Entries supplied:

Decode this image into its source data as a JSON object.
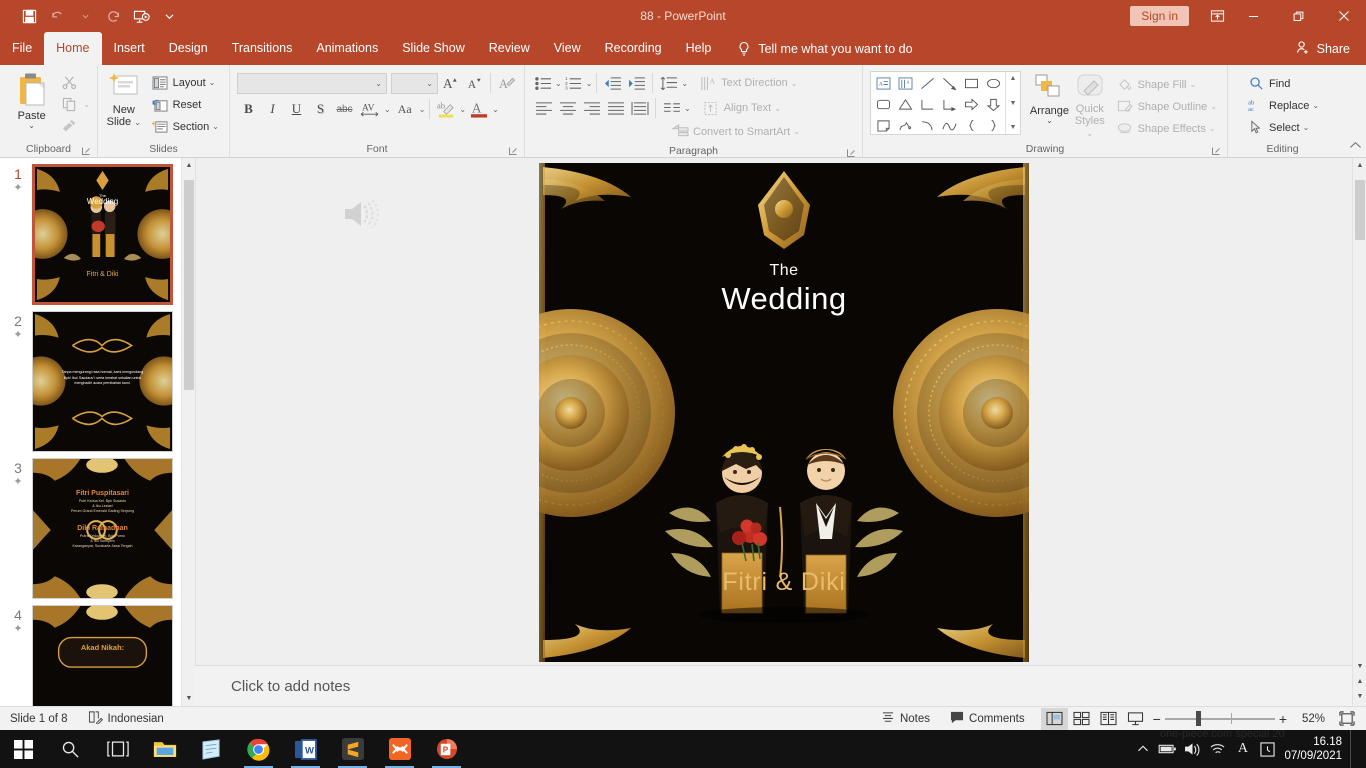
{
  "window": {
    "title": "88  -  PowerPoint",
    "sign_in": "Sign in",
    "share": "Share",
    "minimize_label": "Minimize",
    "restore_label": "Restore Down",
    "close_label": "Close",
    "ribbon_display_label": "Ribbon Display Options",
    "accent_color": "#b7472a"
  },
  "quick_access": {
    "save": "Save",
    "undo": "Undo",
    "redo": "Repeat",
    "start_from_beginning": "Start From Beginning",
    "customize": "Customize Quick Access Toolbar"
  },
  "tabs": [
    {
      "label": "File",
      "active": false
    },
    {
      "label": "Home",
      "active": true
    },
    {
      "label": "Insert",
      "active": false
    },
    {
      "label": "Design",
      "active": false
    },
    {
      "label": "Transitions",
      "active": false
    },
    {
      "label": "Animations",
      "active": false
    },
    {
      "label": "Slide Show",
      "active": false
    },
    {
      "label": "Review",
      "active": false
    },
    {
      "label": "View",
      "active": false
    },
    {
      "label": "Recording",
      "active": false
    },
    {
      "label": "Help",
      "active": false
    }
  ],
  "tell_me": {
    "text": "Tell me what you want to do"
  },
  "ribbon": {
    "clipboard": {
      "label": "Clipboard",
      "paste": "Paste",
      "cut": "Cut",
      "copy": "Copy",
      "format_painter": "Format Painter"
    },
    "slides": {
      "label": "Slides",
      "new_slide": "New\nSlide",
      "new_slide_line1": "New",
      "new_slide_line2": "Slide",
      "layout": "Layout",
      "reset": "Reset",
      "section": "Section"
    },
    "font": {
      "label": "Font",
      "font_name_value": "",
      "font_size_value": "",
      "increase_font": "A",
      "decrease_font": "A",
      "clear_formatting": "Clear All Formatting",
      "bold": "B",
      "italic": "I",
      "underline": "U",
      "shadow": "S",
      "strikethrough": "abc",
      "character_spacing": "AV",
      "change_case": "Aa",
      "text_highlight": "ab",
      "font_color": "A"
    },
    "paragraph": {
      "label": "Paragraph",
      "text_direction": "Text Direction",
      "align_text": "Align Text",
      "convert_to_smartart": "Convert to SmartArt"
    },
    "drawing": {
      "label": "Drawing",
      "arrange": "Arrange",
      "quick_styles_line1": "Quick",
      "quick_styles_line2": "Styles",
      "shape_fill": "Shape Fill",
      "shape_outline": "Shape Outline",
      "shape_effects": "Shape Effects"
    },
    "editing": {
      "label": "Editing",
      "find": "Find",
      "replace": "Replace",
      "select": "Select"
    }
  },
  "thumbnails": [
    {
      "number": "1",
      "selected": true,
      "starred": true
    },
    {
      "number": "2",
      "selected": false,
      "starred": true
    },
    {
      "number": "3",
      "selected": false,
      "starred": true
    },
    {
      "number": "4",
      "selected": false,
      "starred": true
    }
  ],
  "slide_thumb_text": {
    "s1_the": "The",
    "s1_wedding": "Wedding",
    "s1_names": "Fitri & Diki",
    "s2_body": "Tanpa mengurangi rasa hormat, kami mengundang Bpk/ Ibu/ Saudara/ i serta kerabat sekalian untuk menghadiri acara pernikahan kami.",
    "s3_bride": "Fitri Puspitasari",
    "s3_bride_sub1": "Putri Kedua Kel. Bpk Susanto",
    "s3_bride_sub2": "& Ibu Lestari",
    "s3_bride_sub3": "Perum Grand Emerald Gading Serpong",
    "s3_groom": "Diki Ramadhan",
    "s3_groom_sub1": "Putra Kedua Kel. Bpk Purno",
    "s3_groom_sub2": "& Ibu Sumiyem",
    "s3_groom_sub3": "Karanganyar, Surakarta Jawa Tengah",
    "s4_title": "Akad Nikah:"
  },
  "slide": {
    "the": "The",
    "wedding": "Wedding",
    "names": "Fitri & Diki",
    "audio_icon_label": "Audio",
    "gold": "#d9a441",
    "gold_light": "#f0cf8a",
    "background": "#0a0604"
  },
  "notes": {
    "placeholder": "Click to add notes"
  },
  "status": {
    "slide_counter": "Slide 1 of 8",
    "language": "Indonesian",
    "notes": "Notes",
    "comments": "Comments",
    "accessibility_label": "Accessibility Checker",
    "normal_view": "Normal",
    "slide_sorter": "Slide Sorter",
    "reading_view": "Reading View",
    "slide_show": "Slide Show",
    "zoom_out": "−",
    "zoom_in": "+",
    "zoom_level": "52%",
    "fit_slide": "Fit slide to current window"
  },
  "taskbar": {
    "apps": [
      {
        "name": "start-button",
        "label": "Start",
        "open": false
      },
      {
        "name": "search-button",
        "label": "Search",
        "open": false
      },
      {
        "name": "task-view",
        "label": "Task View",
        "open": false
      },
      {
        "name": "file-explorer",
        "label": "File Explorer",
        "open": false
      },
      {
        "name": "notes-app",
        "label": "Sticky Notes",
        "open": false
      },
      {
        "name": "chrome",
        "label": "Google Chrome",
        "open": true
      },
      {
        "name": "word",
        "label": "Word",
        "open": true
      },
      {
        "name": "sublime-text",
        "label": "Sublime Text",
        "open": true
      },
      {
        "name": "xampp",
        "label": "XAMPP",
        "open": true
      },
      {
        "name": "powerpoint",
        "label": "PowerPoint",
        "open": true
      }
    ],
    "tray": {
      "show_hidden": "Show hidden icons",
      "battery": "Battery",
      "volume": "Speakers",
      "network": "Network",
      "language": "A",
      "action_center": "Notifications"
    },
    "clock": {
      "time": "16.18",
      "date": "07/09/2021"
    },
    "wallpaper_text": "one-piece.com special 20"
  }
}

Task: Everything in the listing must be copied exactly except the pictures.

Task response:
Decode this image into its source data as a JSON object.
{
  "window": {
    "title": "88  -  PowerPoint",
    "sign_in": "Sign in",
    "share": "Share",
    "minimize_label": "Minimize",
    "restore_label": "Restore Down",
    "close_label": "Close",
    "ribbon_display_label": "Ribbon Display Options",
    "accent_color": "#b7472a"
  },
  "quick_access": {
    "save": "Save",
    "undo": "Undo",
    "redo": "Repeat",
    "start_from_beginning": "Start From Beginning",
    "customize": "Customize Quick Access Toolbar"
  },
  "tabs": [
    {
      "label": "File",
      "active": false
    },
    {
      "label": "Home",
      "active": true
    },
    {
      "label": "Insert",
      "active": false
    },
    {
      "label": "Design",
      "active": false
    },
    {
      "label": "Transitions",
      "active": false
    },
    {
      "label": "Animations",
      "active": false
    },
    {
      "label": "Slide Show",
      "active": false
    },
    {
      "label": "Review",
      "active": false
    },
    {
      "label": "View",
      "active": false
    },
    {
      "label": "Recording",
      "active": false
    },
    {
      "label": "Help",
      "active": false
    }
  ],
  "tell_me": {
    "text": "Tell me what you want to do"
  },
  "ribbon": {
    "clipboard": {
      "label": "Clipboard",
      "paste": "Paste",
      "cut": "Cut",
      "copy": "Copy",
      "format_painter": "Format Painter"
    },
    "slides": {
      "label": "Slides",
      "new_slide": "New\nSlide",
      "new_slide_line1": "New",
      "new_slide_line2": "Slide",
      "layout": "Layout",
      "reset": "Reset",
      "section": "Section"
    },
    "font": {
      "label": "Font",
      "font_name_value": "",
      "font_size_value": "",
      "increase_font": "A",
      "decrease_font": "A",
      "clear_formatting": "Clear All Formatting",
      "bold": "B",
      "italic": "I",
      "underline": "U",
      "shadow": "S",
      "strikethrough": "abc",
      "character_spacing": "AV",
      "change_case": "Aa",
      "text_highlight": "ab",
      "font_color": "A"
    },
    "paragraph": {
      "label": "Paragraph",
      "text_direction": "Text Direction",
      "align_text": "Align Text",
      "convert_to_smartart": "Convert to SmartArt"
    },
    "drawing": {
      "label": "Drawing",
      "arrange": "Arrange",
      "quick_styles_line1": "Quick",
      "quick_styles_line2": "Styles",
      "shape_fill": "Shape Fill",
      "shape_outline": "Shape Outline",
      "shape_effects": "Shape Effects"
    },
    "editing": {
      "label": "Editing",
      "find": "Find",
      "replace": "Replace",
      "select": "Select"
    }
  },
  "thumbnails": [
    {
      "number": "1",
      "selected": true,
      "starred": true
    },
    {
      "number": "2",
      "selected": false,
      "starred": true
    },
    {
      "number": "3",
      "selected": false,
      "starred": true
    },
    {
      "number": "4",
      "selected": false,
      "starred": true
    }
  ],
  "slide_thumb_text": {
    "s1_the": "The",
    "s1_wedding": "Wedding",
    "s1_names": "Fitri & Diki",
    "s2_body": "Tanpa mengurangi rasa hormat, kami mengundang Bpk/ Ibu/ Saudara/ i serta kerabat sekalian untuk menghadiri acara pernikahan kami.",
    "s3_bride": "Fitri Puspitasari",
    "s3_bride_sub1": "Putri Kedua Kel. Bpk Susanto",
    "s3_bride_sub2": "& Ibu Lestari",
    "s3_bride_sub3": "Perum Grand Emerald Gading Serpong",
    "s3_groom": "Diki Ramadhan",
    "s3_groom_sub1": "Putra Kedua Kel. Bpk Purno",
    "s3_groom_sub2": "& Ibu Sumiyem",
    "s3_groom_sub3": "Karanganyar, Surakarta Jawa Tengah",
    "s4_title": "Akad Nikah:"
  },
  "slide": {
    "the": "The",
    "wedding": "Wedding",
    "names": "Fitri & Diki",
    "audio_icon_label": "Audio",
    "gold": "#d9a441",
    "gold_light": "#f0cf8a",
    "background": "#0a0604"
  },
  "notes": {
    "placeholder": "Click to add notes"
  },
  "status": {
    "slide_counter": "Slide 1 of 8",
    "language": "Indonesian",
    "notes": "Notes",
    "comments": "Comments",
    "accessibility_label": "Accessibility Checker",
    "normal_view": "Normal",
    "slide_sorter": "Slide Sorter",
    "reading_view": "Reading View",
    "slide_show": "Slide Show",
    "zoom_out": "−",
    "zoom_in": "+",
    "zoom_level": "52%",
    "fit_slide": "Fit slide to current window"
  },
  "taskbar": {
    "apps": [
      {
        "name": "start-button",
        "label": "Start",
        "open": false
      },
      {
        "name": "search-button",
        "label": "Search",
        "open": false
      },
      {
        "name": "task-view",
        "label": "Task View",
        "open": false
      },
      {
        "name": "file-explorer",
        "label": "File Explorer",
        "open": false
      },
      {
        "name": "notes-app",
        "label": "Sticky Notes",
        "open": false
      },
      {
        "name": "chrome",
        "label": "Google Chrome",
        "open": true
      },
      {
        "name": "word",
        "label": "Word",
        "open": true
      },
      {
        "name": "sublime-text",
        "label": "Sublime Text",
        "open": true
      },
      {
        "name": "xampp",
        "label": "XAMPP",
        "open": true
      },
      {
        "name": "powerpoint",
        "label": "PowerPoint",
        "open": true
      }
    ],
    "tray": {
      "show_hidden": "Show hidden icons",
      "battery": "Battery",
      "volume": "Speakers",
      "network": "Network",
      "language": "A",
      "action_center": "Notifications"
    },
    "clock": {
      "time": "16.18",
      "date": "07/09/2021"
    },
    "wallpaper_text": "one-piece.com special 20"
  }
}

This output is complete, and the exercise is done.